Improving Care for Children with Feeding Difficulties and their Families
Feeding difficulties in children are really common – some studies estimate that 1 in 2 to 1 in 3 parents worry about their child’s feeding at some stage. For some families their child’s feeding goes far beyond worrying – their children need specialist therapy, medical support or even feeding tubes to stay safe. Evidence and experience tells us that when you have a child with a feeding disorder life can be very lonely and stressful.
Research into feeding difficulties in children is not common. Despite lots of hard work in Australia and around the world to try and help children with feeding difficulties we still don’t know as much as we would like about looking after these children. More importantly, we don’t know much at all about what parents, carers and children themselves want from their healthcare services.
The Supporting Children with Complex Feeding Difficulties (SuCCEED) Study is based in Sydney, Australia, and aims to improve the lives of children with complex feeding difficulties, and their families. We’re tackling this issue in innovative ways, always looking to highlight and share the knowledge and brilliance already in our clinics and communities rather than simply categorising problems and deficits.
Our approach focuses on a few key themes. We are particularly interested in:
1. Anything that can reduce the intensity or duration of complex feeding problems.
We’re starting with the most severe issue – children who cannot safely eat or drink enough to stay alive and who require enteral (tube) feeding.
We know that the first 4 days to 4 weeks is a particularly stressful time for families new to tube feeding, so we asked a group of experienced parents “what do you know now, that you wish you’d known then?”. The result of those conversations is this website: http://www.childfeeding.org. The first research-informed, free Australian online resource by parents, for families of children requiring tube feeds. It is available anywhere, anytime.
We are also working with Nepaliese families to produce a version of the website entirely in the Nepali language, informed by their unique experiences and needs.
2. Creating and examining the power of communities to change healthcare.
Rather than simply doing better care at patients, we’re interested in creating better health with people. We are looking at the ways families and clinicians, both new and experienced, can create communities to share their knowledge to enable powerful, positive change.

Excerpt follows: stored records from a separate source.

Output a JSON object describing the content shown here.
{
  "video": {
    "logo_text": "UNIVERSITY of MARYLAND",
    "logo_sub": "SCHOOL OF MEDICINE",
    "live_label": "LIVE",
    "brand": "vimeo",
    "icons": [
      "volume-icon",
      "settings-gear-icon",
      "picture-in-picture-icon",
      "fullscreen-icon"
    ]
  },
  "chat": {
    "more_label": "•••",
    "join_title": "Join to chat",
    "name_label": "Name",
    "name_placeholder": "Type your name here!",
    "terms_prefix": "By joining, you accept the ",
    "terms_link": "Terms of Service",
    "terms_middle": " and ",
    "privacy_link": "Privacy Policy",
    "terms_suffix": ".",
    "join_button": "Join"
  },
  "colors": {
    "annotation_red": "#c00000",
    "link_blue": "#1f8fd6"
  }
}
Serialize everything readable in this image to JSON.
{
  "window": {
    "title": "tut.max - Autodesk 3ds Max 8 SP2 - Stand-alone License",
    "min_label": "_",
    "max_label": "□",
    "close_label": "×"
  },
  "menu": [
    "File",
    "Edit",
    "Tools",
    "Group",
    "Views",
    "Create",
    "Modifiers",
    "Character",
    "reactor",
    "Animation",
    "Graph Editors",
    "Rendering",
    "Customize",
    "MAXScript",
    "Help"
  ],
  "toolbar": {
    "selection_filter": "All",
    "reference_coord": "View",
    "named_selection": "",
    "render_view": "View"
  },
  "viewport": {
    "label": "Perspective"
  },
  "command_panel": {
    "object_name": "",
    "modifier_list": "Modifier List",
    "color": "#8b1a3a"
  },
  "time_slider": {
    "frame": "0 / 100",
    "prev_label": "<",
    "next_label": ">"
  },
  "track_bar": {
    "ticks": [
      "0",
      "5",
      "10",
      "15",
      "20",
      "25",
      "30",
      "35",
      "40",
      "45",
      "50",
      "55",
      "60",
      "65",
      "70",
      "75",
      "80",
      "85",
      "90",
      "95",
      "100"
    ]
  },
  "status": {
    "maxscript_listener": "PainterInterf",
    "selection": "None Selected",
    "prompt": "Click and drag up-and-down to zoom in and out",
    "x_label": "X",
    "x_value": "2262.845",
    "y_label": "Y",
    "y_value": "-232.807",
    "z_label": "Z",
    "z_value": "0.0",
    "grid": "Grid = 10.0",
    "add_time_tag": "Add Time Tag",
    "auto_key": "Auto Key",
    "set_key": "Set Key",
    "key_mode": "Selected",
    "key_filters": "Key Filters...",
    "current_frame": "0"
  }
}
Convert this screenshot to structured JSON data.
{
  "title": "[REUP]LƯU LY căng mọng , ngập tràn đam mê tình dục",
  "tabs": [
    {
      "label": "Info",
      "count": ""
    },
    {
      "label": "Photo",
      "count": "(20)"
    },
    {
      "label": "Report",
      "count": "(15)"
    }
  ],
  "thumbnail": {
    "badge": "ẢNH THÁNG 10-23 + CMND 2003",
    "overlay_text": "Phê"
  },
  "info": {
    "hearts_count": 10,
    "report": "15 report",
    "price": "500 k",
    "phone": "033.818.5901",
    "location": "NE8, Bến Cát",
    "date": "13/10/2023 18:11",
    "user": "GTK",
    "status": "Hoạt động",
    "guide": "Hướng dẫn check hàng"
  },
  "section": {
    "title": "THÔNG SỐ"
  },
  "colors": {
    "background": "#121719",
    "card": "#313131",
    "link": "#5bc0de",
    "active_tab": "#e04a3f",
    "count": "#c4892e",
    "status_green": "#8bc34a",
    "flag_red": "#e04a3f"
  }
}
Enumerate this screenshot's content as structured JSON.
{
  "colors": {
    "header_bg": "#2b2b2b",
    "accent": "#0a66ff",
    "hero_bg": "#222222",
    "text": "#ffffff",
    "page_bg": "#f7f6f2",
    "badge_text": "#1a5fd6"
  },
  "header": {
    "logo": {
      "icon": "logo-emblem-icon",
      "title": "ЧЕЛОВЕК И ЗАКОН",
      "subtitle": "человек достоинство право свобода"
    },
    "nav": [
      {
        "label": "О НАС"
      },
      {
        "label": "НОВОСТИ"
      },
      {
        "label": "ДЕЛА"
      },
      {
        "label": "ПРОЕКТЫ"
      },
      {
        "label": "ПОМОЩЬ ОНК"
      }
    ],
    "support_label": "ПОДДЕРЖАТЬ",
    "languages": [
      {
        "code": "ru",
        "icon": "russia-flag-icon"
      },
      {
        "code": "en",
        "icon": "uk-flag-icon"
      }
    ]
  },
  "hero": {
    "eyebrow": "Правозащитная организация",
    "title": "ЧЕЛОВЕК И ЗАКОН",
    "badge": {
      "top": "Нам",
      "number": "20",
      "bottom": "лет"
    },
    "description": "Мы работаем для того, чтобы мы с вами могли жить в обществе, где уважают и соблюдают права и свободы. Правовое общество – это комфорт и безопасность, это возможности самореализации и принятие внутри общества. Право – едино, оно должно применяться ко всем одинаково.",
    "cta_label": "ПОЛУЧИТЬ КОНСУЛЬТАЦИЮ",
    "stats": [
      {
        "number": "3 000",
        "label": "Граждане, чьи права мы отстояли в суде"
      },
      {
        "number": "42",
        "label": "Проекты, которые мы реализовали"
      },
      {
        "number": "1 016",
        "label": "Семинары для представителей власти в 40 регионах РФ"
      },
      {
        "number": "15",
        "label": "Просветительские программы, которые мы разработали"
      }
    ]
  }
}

Families told us that tube feeding their child can be very lonely, so we’re hosting the first ever SuCCEED Tube Feeding Picnic in Sydney in March 2019 to bring together anyone touched by tube feeding in a fun and open way.
We’ve created the first ever formal statewide collaboration between all nine Multidisciplinary Paediatric Feeding Clinics in NSW, Australia. In mid-2019 we will be undertaking the first statewide data collection to try to understand what is happening in the clinics, and what families attending these clinics want and need.
We’ve employed novel qualitative research methodology to ask clinicians and families about the brilliant things happening in their clinic appointments – practices that we can and already have shared widely to improve care quickly.
3. Respectfully sharing the lessons we learn from SuCCEED beyond child feeding, to other complex health issues.
Children with complex feeding difficulties often have significant underlying health conditions, such as extreme prematurity, cerebral palsy, cancer, heart disease, cleft palate.
The lessons we learn about the positive, community-based and family-informed interventions that we develop through SuCCEED may be able to improve the lives of children with those conditions who do not have feeding difficulties.
We invite you to follow along our progress through this site, ChildFeeding.org and our news page. You can contact me about the study at any time, or share your own story of tube feeding if you want to. Thank you for your interest and support!
– Dr Chris Elliot, Paediatrician and Chief Investigator for the SuCCEED Study.
March 2018 on behalf of the SuCCEED Study Steering Committee:
A/Prof Nick Hopwood
A/Prof Ann Dadich